------ THE RECORDS ------

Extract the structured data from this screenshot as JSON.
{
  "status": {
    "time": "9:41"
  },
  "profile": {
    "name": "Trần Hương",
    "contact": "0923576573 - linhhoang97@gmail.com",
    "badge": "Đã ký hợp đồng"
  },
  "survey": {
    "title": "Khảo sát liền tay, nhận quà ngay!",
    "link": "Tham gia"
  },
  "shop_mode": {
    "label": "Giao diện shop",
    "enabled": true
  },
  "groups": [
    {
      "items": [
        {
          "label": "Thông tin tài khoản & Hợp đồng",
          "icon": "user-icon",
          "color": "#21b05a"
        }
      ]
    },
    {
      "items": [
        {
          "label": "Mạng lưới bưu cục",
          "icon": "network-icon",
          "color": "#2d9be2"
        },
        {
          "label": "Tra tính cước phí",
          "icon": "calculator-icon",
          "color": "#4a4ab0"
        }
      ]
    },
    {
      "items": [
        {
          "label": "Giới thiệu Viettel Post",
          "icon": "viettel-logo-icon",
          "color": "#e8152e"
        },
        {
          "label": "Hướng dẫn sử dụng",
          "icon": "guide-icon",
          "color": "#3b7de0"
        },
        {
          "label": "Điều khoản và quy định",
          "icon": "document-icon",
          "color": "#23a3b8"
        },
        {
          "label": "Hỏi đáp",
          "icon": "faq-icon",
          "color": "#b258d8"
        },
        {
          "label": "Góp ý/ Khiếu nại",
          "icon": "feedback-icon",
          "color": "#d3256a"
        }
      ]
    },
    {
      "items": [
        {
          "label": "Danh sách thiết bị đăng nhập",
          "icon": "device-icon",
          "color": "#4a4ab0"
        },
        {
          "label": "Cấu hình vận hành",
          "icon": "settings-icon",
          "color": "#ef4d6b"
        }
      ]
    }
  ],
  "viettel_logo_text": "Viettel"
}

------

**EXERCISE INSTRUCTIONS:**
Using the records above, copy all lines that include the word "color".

**ANSWER BOX:**
          "color": "#21b05a"
          "color": "#2d9be2"
          "color": "#4a4ab0"
          "color": "#e8152e"
          "color": "#3b7de0"
          "color": "#23a3b8"
          "color": "#b258d8"
          "color": "#d3256a"
          "color": "#4a4ab0"
          "color": "#ef4d6b"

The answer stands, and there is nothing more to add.